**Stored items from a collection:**
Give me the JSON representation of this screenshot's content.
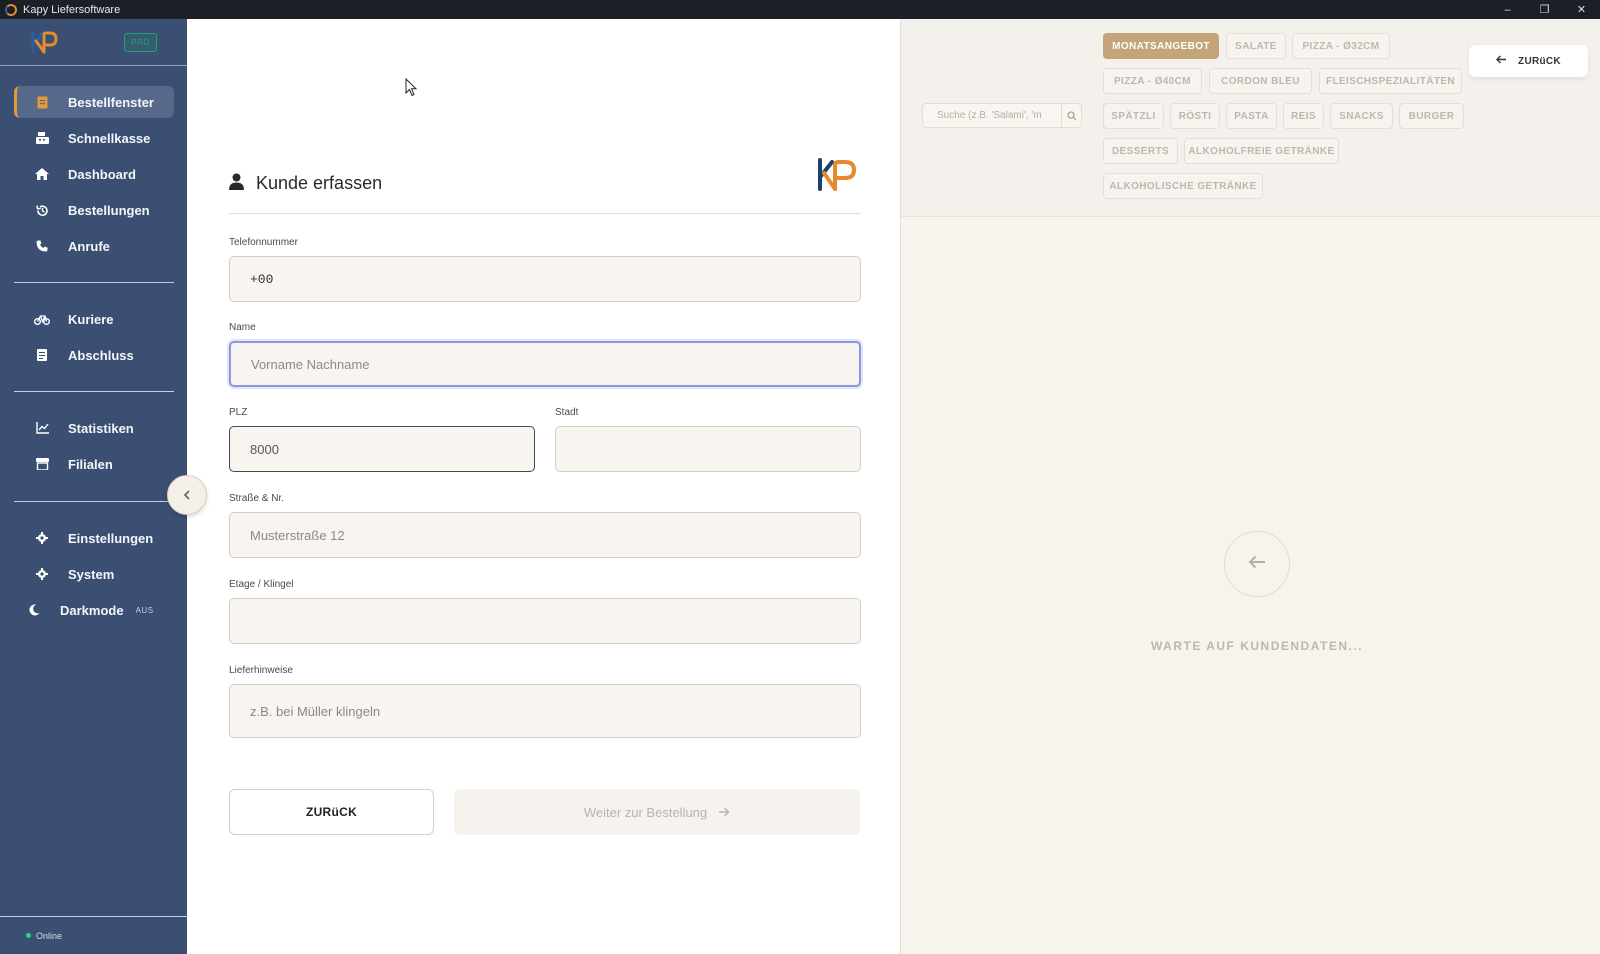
{
  "window": {
    "title": "Kapy Liefersoftware",
    "controls": [
      "–",
      "❐",
      "✕"
    ]
  },
  "sidebar": {
    "badge": "PRO",
    "items": [
      {
        "label": "Bestellfenster",
        "icon": "receipt-icon",
        "active": true
      },
      {
        "label": "Schnellkasse",
        "icon": "cash-register-icon"
      },
      {
        "label": "Dashboard",
        "icon": "home-icon"
      },
      {
        "label": "Bestellungen",
        "icon": "history-icon"
      },
      {
        "label": "Anrufe",
        "icon": "phone-icon"
      },
      {
        "label": "Kuriere",
        "icon": "bicycle-icon"
      },
      {
        "label": "Abschluss",
        "icon": "report-icon"
      },
      {
        "label": "Statistiken",
        "icon": "chart-line-icon"
      },
      {
        "label": "Filialen",
        "icon": "store-icon"
      },
      {
        "label": "Einstellungen",
        "icon": "gear-icon"
      },
      {
        "label": "System",
        "icon": "gear-icon"
      },
      {
        "label": "Darkmode",
        "icon": "moon-icon",
        "state": "AUS"
      }
    ],
    "status": "Online",
    "colors": {
      "background": "#3a4f72",
      "accent": "#e09a3a",
      "online": "#2bd67b"
    }
  },
  "form": {
    "title": "Kunde erfassen",
    "fields": {
      "phone": {
        "label": "Telefonnummer",
        "value": "+00"
      },
      "name": {
        "label": "Name",
        "placeholder": "Vorname Nachname"
      },
      "plz": {
        "label": "PLZ",
        "value": "8000"
      },
      "city": {
        "label": "Stadt",
        "value": ""
      },
      "street": {
        "label": "Straße & Nr.",
        "placeholder": "Musterstraße 12"
      },
      "floor": {
        "label": "Etage / Klingel",
        "value": ""
      },
      "notes": {
        "label": "Lieferhinweise",
        "placeholder": "z.B. bei Müller klingeln"
      }
    },
    "buttons": {
      "back": "ZURüCK",
      "next": "Weiter zur Bestellung"
    }
  },
  "menu": {
    "search_placeholder": "Suche (z.B. 'Salami', 'm",
    "categories": [
      "MONATSANGEBOT",
      "SALATE",
      "PIZZA - Ø32CM",
      "PIZZA - Ø40CM",
      "CORDON BLEU",
      "FLEISCHSPEZIALITÄTEN",
      "SPÄTZLI",
      "RÖSTI",
      "PASTA",
      "REIS",
      "SNACKS",
      "BURGER",
      "DESSERTS",
      "ALKOHOLFREIE GETRÄNKE",
      "ALKOHOLISCHE GETRÄNKE"
    ],
    "active_category": "MONATSANGEBOT",
    "back_button": "ZURüCK",
    "waiting_text": "WARTE AUF KUNDENDATEN...",
    "colors": {
      "active_category": "#c4a57a"
    }
  }
}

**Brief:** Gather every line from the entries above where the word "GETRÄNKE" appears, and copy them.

**Answer area:**
      "ALKOHOLFREIE GETRÄNKE",
      "ALKOHOLISCHE GETRÄNKE"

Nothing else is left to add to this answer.